Once upon a time there was a pig, a big, fat, stinky hog named Castonzio. The foul-smelling porker lived on a squalid and dilapidated farm in Kansas, the McKenna Farm, and he reeked of eau de sewer—which is exactly what you’d expect of someone who spends his days wallowing in muck and his own excrement.
Every year at New Year’s, the McKenna family prepared a succulent feast in strict observance of the best Italian holiday traditions: French-fried veal, potatoes-au-tuna, trotter (a lovely big pig’s leg all stuffed with mincemeat and spices), lentil quiche, and a nice twice-boiled cake.

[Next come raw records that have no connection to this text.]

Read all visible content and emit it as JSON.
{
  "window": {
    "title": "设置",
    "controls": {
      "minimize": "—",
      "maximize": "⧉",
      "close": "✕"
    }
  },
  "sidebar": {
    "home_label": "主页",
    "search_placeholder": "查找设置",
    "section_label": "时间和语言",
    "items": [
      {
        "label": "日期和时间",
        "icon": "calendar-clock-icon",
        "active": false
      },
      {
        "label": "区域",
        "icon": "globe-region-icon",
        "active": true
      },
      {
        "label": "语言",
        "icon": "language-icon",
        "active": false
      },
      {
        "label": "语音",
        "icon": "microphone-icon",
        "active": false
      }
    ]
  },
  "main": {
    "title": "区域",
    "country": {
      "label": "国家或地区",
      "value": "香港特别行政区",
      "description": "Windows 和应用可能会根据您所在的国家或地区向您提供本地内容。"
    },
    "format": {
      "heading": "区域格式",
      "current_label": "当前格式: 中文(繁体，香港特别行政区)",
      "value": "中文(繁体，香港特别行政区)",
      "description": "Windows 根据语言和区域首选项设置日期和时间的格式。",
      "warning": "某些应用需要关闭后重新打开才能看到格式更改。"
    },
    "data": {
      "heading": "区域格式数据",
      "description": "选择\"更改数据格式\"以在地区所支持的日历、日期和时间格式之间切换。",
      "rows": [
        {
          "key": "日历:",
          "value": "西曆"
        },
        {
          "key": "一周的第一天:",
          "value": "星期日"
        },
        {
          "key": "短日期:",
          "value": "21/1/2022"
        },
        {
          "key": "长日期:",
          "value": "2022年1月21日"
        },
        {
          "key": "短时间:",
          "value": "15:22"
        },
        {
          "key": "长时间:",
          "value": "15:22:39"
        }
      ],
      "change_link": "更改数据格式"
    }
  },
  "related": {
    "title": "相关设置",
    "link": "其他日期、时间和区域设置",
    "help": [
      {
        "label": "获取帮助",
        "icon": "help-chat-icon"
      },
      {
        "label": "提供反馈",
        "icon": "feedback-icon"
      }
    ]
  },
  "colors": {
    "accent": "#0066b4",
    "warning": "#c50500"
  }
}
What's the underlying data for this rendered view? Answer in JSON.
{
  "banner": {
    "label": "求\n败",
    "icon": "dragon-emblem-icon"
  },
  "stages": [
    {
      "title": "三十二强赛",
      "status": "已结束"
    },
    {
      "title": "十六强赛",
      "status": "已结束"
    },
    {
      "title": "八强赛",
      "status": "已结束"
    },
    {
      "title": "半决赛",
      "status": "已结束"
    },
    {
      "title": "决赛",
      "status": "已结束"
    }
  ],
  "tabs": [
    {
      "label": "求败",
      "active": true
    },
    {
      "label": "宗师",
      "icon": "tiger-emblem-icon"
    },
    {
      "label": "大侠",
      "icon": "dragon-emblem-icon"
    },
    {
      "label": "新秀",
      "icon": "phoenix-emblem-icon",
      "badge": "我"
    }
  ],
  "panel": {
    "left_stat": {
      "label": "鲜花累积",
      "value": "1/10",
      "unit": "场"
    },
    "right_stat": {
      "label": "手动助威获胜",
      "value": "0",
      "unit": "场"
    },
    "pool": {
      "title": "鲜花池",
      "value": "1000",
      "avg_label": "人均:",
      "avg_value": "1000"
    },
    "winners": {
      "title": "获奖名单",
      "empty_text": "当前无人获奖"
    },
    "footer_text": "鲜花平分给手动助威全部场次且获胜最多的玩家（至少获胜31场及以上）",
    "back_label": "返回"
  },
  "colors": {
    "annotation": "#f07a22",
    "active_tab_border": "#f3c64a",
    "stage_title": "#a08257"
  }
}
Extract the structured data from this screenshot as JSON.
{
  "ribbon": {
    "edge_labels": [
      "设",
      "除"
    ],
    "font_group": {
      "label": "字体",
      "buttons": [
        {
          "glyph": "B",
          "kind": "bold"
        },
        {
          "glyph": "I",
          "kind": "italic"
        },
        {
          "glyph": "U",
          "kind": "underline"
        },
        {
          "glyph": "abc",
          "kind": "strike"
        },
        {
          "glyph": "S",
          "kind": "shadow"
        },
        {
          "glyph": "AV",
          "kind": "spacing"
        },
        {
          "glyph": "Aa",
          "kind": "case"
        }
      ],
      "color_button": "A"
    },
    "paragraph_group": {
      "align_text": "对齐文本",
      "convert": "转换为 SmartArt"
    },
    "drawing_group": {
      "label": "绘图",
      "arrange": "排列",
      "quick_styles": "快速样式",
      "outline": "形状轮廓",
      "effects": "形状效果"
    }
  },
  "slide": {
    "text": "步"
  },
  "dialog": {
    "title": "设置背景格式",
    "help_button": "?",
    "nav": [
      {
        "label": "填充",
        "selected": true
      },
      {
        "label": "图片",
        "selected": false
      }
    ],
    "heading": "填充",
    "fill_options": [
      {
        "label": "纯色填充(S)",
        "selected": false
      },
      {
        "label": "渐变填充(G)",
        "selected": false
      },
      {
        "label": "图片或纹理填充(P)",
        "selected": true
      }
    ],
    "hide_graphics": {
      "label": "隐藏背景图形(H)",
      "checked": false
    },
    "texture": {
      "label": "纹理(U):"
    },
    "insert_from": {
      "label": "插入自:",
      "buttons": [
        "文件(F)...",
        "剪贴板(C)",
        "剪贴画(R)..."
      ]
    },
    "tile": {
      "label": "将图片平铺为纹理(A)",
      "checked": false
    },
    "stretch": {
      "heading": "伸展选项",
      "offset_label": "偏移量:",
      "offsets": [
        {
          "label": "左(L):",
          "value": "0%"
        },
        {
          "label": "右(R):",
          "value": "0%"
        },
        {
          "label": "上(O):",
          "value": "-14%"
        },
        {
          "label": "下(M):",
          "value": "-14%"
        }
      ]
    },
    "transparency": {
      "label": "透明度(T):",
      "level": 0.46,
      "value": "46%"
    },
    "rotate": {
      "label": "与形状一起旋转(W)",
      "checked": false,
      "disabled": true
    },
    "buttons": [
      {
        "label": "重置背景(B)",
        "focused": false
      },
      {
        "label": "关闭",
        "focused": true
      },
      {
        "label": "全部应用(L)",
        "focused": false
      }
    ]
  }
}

Castonzio the Pig was fed up to here with all this holiday business and with everyone’s having to be at his absolute best: to tell the truth, he’d have much preferred it if he had tasted absolutely dreadful, indigestible even. Indeed, he had already decided he would stop by Old Man Jones’ emporium to pick up some turpentine which he would then inject under his skin on New Year’s Eve, poisoning the lot of them: the two older McKennas and those little bastards, Zeb and Bratt, their children.
Ever since the two of them were little, Zeb and Bratt had had themselves a grand old time pulling Castonzio around by the tail or using him for target practice—pelting him with potatoes and flower bulbs and splitting their sides with laughter as the poor, chubby, smelly, terrorized piglet ran from one end of the sty to the other, trying to get away.
Or else maybe he would reverse the current on the saw they used each year for pig-limb removal and electrocute them all.
Every holiday season, Castonzio the Pig had the same baleful thoughts, but with that wheelchair contraption he was in—nothing more than a fruit crate with some second-hand wheels stuck on—there was little he could do. The whole world was marked “not handicapped accessible,” starting with the pigpen that had kept him confined for as long as he could remember.
Not to put too fine a point on it, but he just wasn’t crazy about the holidays.
So it happened that on a night full of silent stars as tiny as the heads of pins, the scrofulous and fetid pig never noticed as a light slowly began to take solid shape nor even when that light transformed itself suddenly into a figure of distinctly porcine features.
“Wake up,” the resplendent, hoggish apparition said to him.
It was The Great Porker, the guardian witch of pigs everywhere. Legend had it that she appeared only once a year during the holidays to grant the wishes of the pig who had been the unluckiest SOB in the whole wide world.
“Wake up,” she said again. “I’ve come to grant your every wish.”
Still not believing what was happening, and certain he must be asleep, the noisome swine rubbed his eyes.
“Can you hurry it up?” the witch remonstrated. “I’ve got my broom double-parked.”
The Great Porker was constantly pissed off about something. Her position as Granter of Wishes, even though it kept her busy only one day a year, was a job that she nonetheless found significantly constricting. In the first place, she didn’t feel she was cut out to be a fairy, and then there was the matter of her title, on account of which she was often asked to perform services that fell quite outside the requirements of her contract and which she, of course, categorically refused to provide. She was furious that a female pig should be called a “sow,” a name that made everyone think immediately of “slut,” or that “Great Porker” conveyed unduly prurient connotations, and she spent her three hundred and sixty-four days off each year gathering signatures on a petition to delete such terms from the dictionary.
The malodorous hog couldn’t believe his eyes.
“Listen, kiddo,” said The Great Porker irritably. “According to my contract, I’m required to wait up to five minutes and thirty seconds to hear your wishes, at which point I’m authorized to leave. Let’s get this over with, shall we? Tell me what you want.”
“I want a Red Bull,” said the big, fat, stupid piggy, who spent much too much time watching MTV.
And so it was that the McKenna family, once again that year, enjoyed a splendid supper of trotter for their holiday table.
The original, “Fiaba natalizia per bimbi cattivi,” appears on Giuseppe Iacobaci’s blogsite, LiberIdea–The Blog that Boasts of Numerous Imitations (Generally Better Than the Original).